[Saved data entries]
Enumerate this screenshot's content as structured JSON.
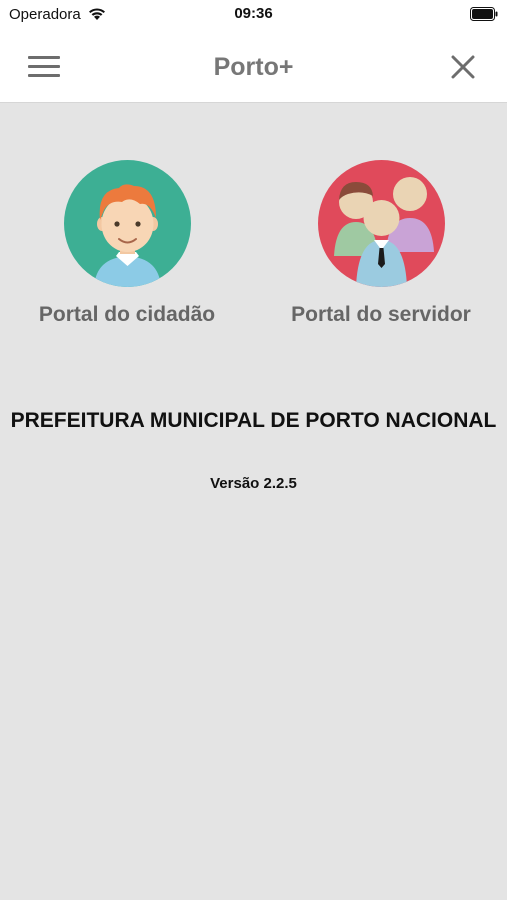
{
  "status": {
    "carrier": "Operadora",
    "time": "09:36"
  },
  "nav": {
    "title": "Porto+",
    "menu_icon": "hamburger-menu-icon",
    "close_icon": "close-icon"
  },
  "portals": [
    {
      "label": "Portal do cidadão",
      "icon": "citizen-avatar-icon",
      "color": "#3daf94"
    },
    {
      "label": "Portal do servidor",
      "icon": "employees-group-icon",
      "color": "#e04a5b"
    }
  ],
  "footer": {
    "organization": "PREFEITURA MUNICIPAL DE PORTO NACIONAL",
    "version": "Versão 2.2.5"
  },
  "colors": {
    "background": "#e4e4e4",
    "nav_background": "#ffffff",
    "title_text": "#777777"
  }
}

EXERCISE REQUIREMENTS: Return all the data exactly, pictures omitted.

FINISHED EXERCISE:
Enumerate this screenshot's content as structured JSON.
{
  "status": {
    "carrier": "Operadora",
    "time": "09:36"
  },
  "nav": {
    "title": "Porto+",
    "menu_icon": "hamburger-menu-icon",
    "close_icon": "close-icon"
  },
  "portals": [
    {
      "label": "Portal do cidadão",
      "icon": "citizen-avatar-icon",
      "color": "#3daf94"
    },
    {
      "label": "Portal do servidor",
      "icon": "employees-group-icon",
      "color": "#e04a5b"
    }
  ],
  "footer": {
    "organization": "PREFEITURA MUNICIPAL DE PORTO NACIONAL",
    "version": "Versão 2.2.5"
  },
  "colors": {
    "background": "#e4e4e4",
    "nav_background": "#ffffff",
    "title_text": "#777777"
  }
}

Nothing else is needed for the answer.